Roy was the first to plant Christmas trees, and sold them outside the family house and barn.
Roy and Daisy’s son Herbert Smith Tilden would take over the farm from his father to become the fifth generation. Herb ran a popular farmstand; he grew strawberries for wholesale, retail, and one of the first pick-your-own operations on Long Island; and he raised five sons on the farm with his wife Mable: Jeffrey, Bruce, Lee, Donald, and John, the farm’s sixth generation.
Beginning with the Bicentennial in 1976, Tilden Lane Farm was recognized as a bicentennial farm for our long history of continuous family operation, including this cover story in the Suffolk County Agricultural News.
When the National Bicentennial Farm program was instituted in 1988 to mark the bicentennial of the Constitution, Tilden Lane Farm was one of the first farms to be granted national recognition in honor of 200 years of continuous family operation. We still proudly display our National Bicentennial Farm sign at the farm’s entrance.
As nursery stock and Christmas trees became the farm’s primary crops, Herbert’s sons, grandchildren, and their families took a greater role in operating the Christmas tree farm.
In 2004 our brother and uncle Jeffrey passed after an extended illness. Along with many years of dedicated service to New York City schools as an educator, he always made time each year for “tree season,” and we remember him fondly.
Throughout the 1990s and 2000s, Herb’s grandchildren – the seventh generation – began taking on greater responsibilities on the farm.
The Farm Today
In the last decade, the farm has gone through more changes as we bid farewell to Herbert, who passed peacefully at home on the farm in 2014 following an extended illness. He is greatly missed, but his sons, grandchildren, and great-grandchildren are proud to continue the traditions passed down to us.
We have been blessed to welcome new members to the family — both through marriage:
— and welcoming the eighth generation of the family, beginning with Logan!
Logan is now the first of a crew of seven grandchildren: he and siblings Matthew and Meghan and their cousins Nicholas, James, and Owen are all very busy serving as the farm’s branch managers and are outstanding in their field. If you visit the farm during Christmas tree season, you will see the cousin crew helping out with holly harvesting, pinecone selection, and candy cane inspection, and we couldn’t get it done without them.
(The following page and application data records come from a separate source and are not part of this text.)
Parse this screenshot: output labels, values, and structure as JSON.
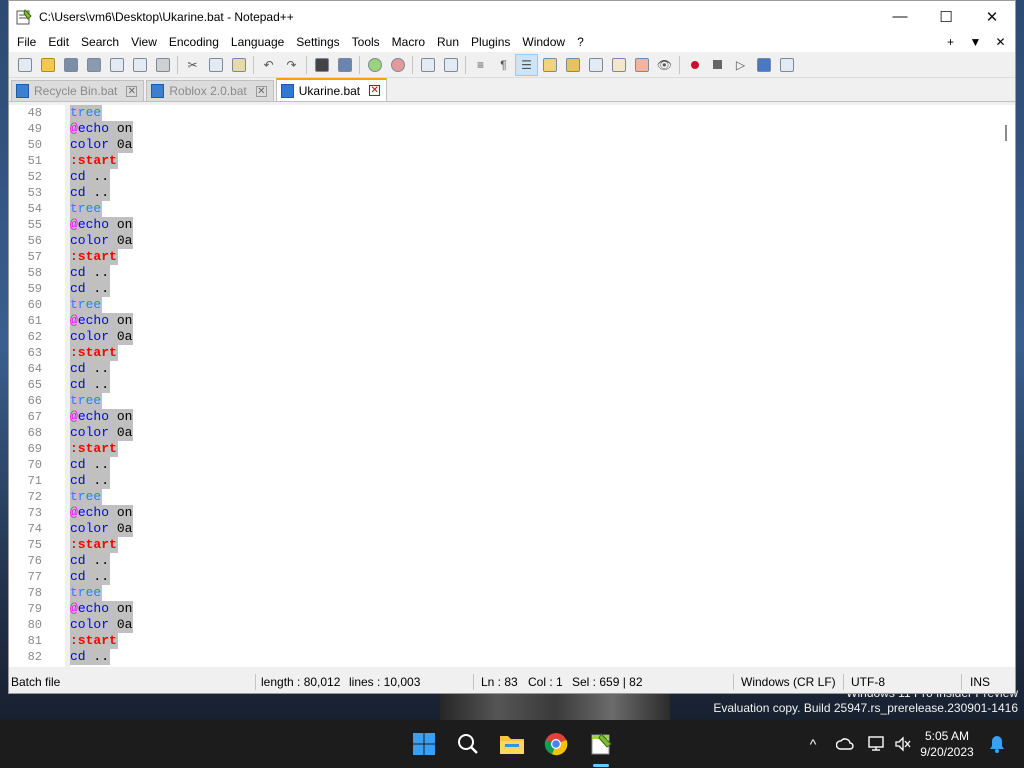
{
  "window": {
    "title": "C:\\Users\\vm6\\Desktop\\Ukarine.bat - Notepad++",
    "minimize": "—",
    "maximize": "☐",
    "close": "✕"
  },
  "menu": {
    "items": [
      "File",
      "Edit",
      "Search",
      "View",
      "Encoding",
      "Language",
      "Settings",
      "Tools",
      "Macro",
      "Run",
      "Plugins",
      "Window",
      "?"
    ],
    "right": [
      "+",
      "▼",
      "✕"
    ]
  },
  "tabs": [
    {
      "label": "Recycle Bin.bat",
      "active": false
    },
    {
      "label": "Roblox 2.0.bat",
      "active": false
    },
    {
      "label": "Ukarine.bat",
      "active": true
    }
  ],
  "editor": {
    "lines": [
      {
        "n": "48",
        "tokens": [
          [
            "tree",
            "tree"
          ]
        ]
      },
      {
        "n": "49",
        "tokens": [
          [
            "at",
            "@"
          ],
          [
            "kw",
            "echo"
          ],
          [
            "plain",
            " on"
          ]
        ]
      },
      {
        "n": "50",
        "tokens": [
          [
            "kw",
            "color"
          ],
          [
            "plain",
            " 0a"
          ]
        ]
      },
      {
        "n": "51",
        "tokens": [
          [
            "lbl",
            ":start"
          ]
        ]
      },
      {
        "n": "52",
        "tokens": [
          [
            "kw",
            "cd"
          ],
          [
            "plain",
            " .."
          ]
        ]
      },
      {
        "n": "53",
        "tokens": [
          [
            "kw",
            "cd"
          ],
          [
            "plain",
            " .."
          ]
        ]
      },
      {
        "n": "54",
        "tokens": [
          [
            "tree",
            "tree"
          ]
        ]
      },
      {
        "n": "55",
        "tokens": [
          [
            "at",
            "@"
          ],
          [
            "kw",
            "echo"
          ],
          [
            "plain",
            " on"
          ]
        ]
      },
      {
        "n": "56",
        "tokens": [
          [
            "kw",
            "color"
          ],
          [
            "plain",
            " 0a"
          ]
        ]
      },
      {
        "n": "57",
        "tokens": [
          [
            "lbl",
            ":start"
          ]
        ]
      },
      {
        "n": "58",
        "tokens": [
          [
            "kw",
            "cd"
          ],
          [
            "plain",
            " .."
          ]
        ]
      },
      {
        "n": "59",
        "tokens": [
          [
            "kw",
            "cd"
          ],
          [
            "plain",
            " .."
          ]
        ]
      },
      {
        "n": "60",
        "tokens": [
          [
            "tree",
            "tree"
          ]
        ]
      },
      {
        "n": "61",
        "tokens": [
          [
            "at",
            "@"
          ],
          [
            "kw",
            "echo"
          ],
          [
            "plain",
            " on"
          ]
        ]
      },
      {
        "n": "62",
        "tokens": [
          [
            "kw",
            "color"
          ],
          [
            "plain",
            " 0a"
          ]
        ]
      },
      {
        "n": "63",
        "tokens": [
          [
            "lbl",
            ":start"
          ]
        ]
      },
      {
        "n": "64",
        "tokens": [
          [
            "kw",
            "cd"
          ],
          [
            "plain",
            " .."
          ]
        ]
      },
      {
        "n": "65",
        "tokens": [
          [
            "kw",
            "cd"
          ],
          [
            "plain",
            " .."
          ]
        ]
      },
      {
        "n": "66",
        "tokens": [
          [
            "tree",
            "tree"
          ]
        ]
      },
      {
        "n": "67",
        "tokens": [
          [
            "at",
            "@"
          ],
          [
            "kw",
            "echo"
          ],
          [
            "plain",
            " on"
          ]
        ]
      },
      {
        "n": "68",
        "tokens": [
          [
            "kw",
            "color"
          ],
          [
            "plain",
            " 0a"
          ]
        ]
      },
      {
        "n": "69",
        "tokens": [
          [
            "lbl",
            ":start"
          ]
        ]
      },
      {
        "n": "70",
        "tokens": [
          [
            "kw",
            "cd"
          ],
          [
            "plain",
            " .."
          ]
        ]
      },
      {
        "n": "71",
        "tokens": [
          [
            "kw",
            "cd"
          ],
          [
            "plain",
            " .."
          ]
        ]
      },
      {
        "n": "72",
        "tokens": [
          [
            "tree",
            "tree"
          ]
        ]
      },
      {
        "n": "73",
        "tokens": [
          [
            "at",
            "@"
          ],
          [
            "kw",
            "echo"
          ],
          [
            "plain",
            " on"
          ]
        ]
      },
      {
        "n": "74",
        "tokens": [
          [
            "kw",
            "color"
          ],
          [
            "plain",
            " 0a"
          ]
        ]
      },
      {
        "n": "75",
        "tokens": [
          [
            "lbl",
            ":start"
          ]
        ]
      },
      {
        "n": "76",
        "tokens": [
          [
            "kw",
            "cd"
          ],
          [
            "plain",
            " .."
          ]
        ]
      },
      {
        "n": "77",
        "tokens": [
          [
            "kw",
            "cd"
          ],
          [
            "plain",
            " .."
          ]
        ]
      },
      {
        "n": "78",
        "tokens": [
          [
            "tree",
            "tree"
          ]
        ]
      },
      {
        "n": "79",
        "tokens": [
          [
            "at",
            "@"
          ],
          [
            "kw",
            "echo"
          ],
          [
            "plain",
            " on"
          ]
        ]
      },
      {
        "n": "80",
        "tokens": [
          [
            "kw",
            "color"
          ],
          [
            "plain",
            " 0a"
          ]
        ]
      },
      {
        "n": "81",
        "tokens": [
          [
            "lbl",
            ":start"
          ]
        ]
      },
      {
        "n": "82",
        "tokens": [
          [
            "kw",
            "cd"
          ],
          [
            "plain",
            " .."
          ]
        ]
      }
    ]
  },
  "status": {
    "language": "Batch file",
    "length": "length : 80,012",
    "lines": "lines : 10,003",
    "ln": "Ln : 83",
    "col": "Col : 1",
    "sel": "Sel : 659 | 82",
    "eol": "Windows (CR LF)",
    "encoding": "UTF-8",
    "mode": "INS"
  },
  "desktop": {
    "watermark_line1": "Windows 11 Pro Insider Preview",
    "watermark_line2": "Evaluation copy. Build 25947.rs_prerelease.230901-1416"
  },
  "taskbar": {
    "time": "5:05 AM",
    "date": "9/20/2023",
    "tray_chevron": "^"
  },
  "colors": {
    "tree": "#2a7fff",
    "at": "#ff00ff",
    "keyword": "#0000ff",
    "label": "#ff0000",
    "selection": "#c0c0c0",
    "active_tab_accent": "#f5a300"
  }
}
Our extended family works throughout the year: planting, pruning, mowing, irrigating, and maintaining the farm and trees. We now also host beehives and are very excited to offer honey from our hives! (Ask us during your visit and we’ll be happy to show you the hives – if it’s a warm day some bees might even be out for a flight.)
We work throughout the year, but Tilden Lane Farm always looks forward to the upcoming Christmas season most of all, when we welcome friends and neighbors who come to select and cut their own Christmas trees. Our family is spread across the entire East Coast and Canada, but at tree season, we all come home to pitch in.
In 2020, Tilden Lane Farm was honored to participate in the Town of Huntington’s “Farming In Huntington” exhibit, mounted by Town Clerk Andrew Raia for Archives Month 2020. We were able to offer several artifacts from the farm’s history to be included in the display presented at Town Hall, and Bruce represented the Farm at the opening of the exhibit, where he accepted this certificate recognizing Tilden Lane Farm’s contribution to the town.
In 2022 we welcomed a new granddaughter, the newest member of the farm’s eighth generation! We are so excited for her first trip to the farm and her cousins are excited for a new member of the cousin crew!
Our crew today is headed up by Bruce with his wife Jeanne; son Andrew and his wife Katie, daughters Abigail and her wife Sanna, Rebecca and her husband Mike, and Emily and her husband Jon; grandchildren Logan, Matthew, Nicholas, James, Meghan, Owen and the newest baby cousin; and crewmembers Jimmy (Jeanne’s brother) and lifelong family friends Pete and Tim.
We look forward to your visit, and hope that our family farm tradition will become a part of your family’s treasured Christmas memories as well. See you at the farm!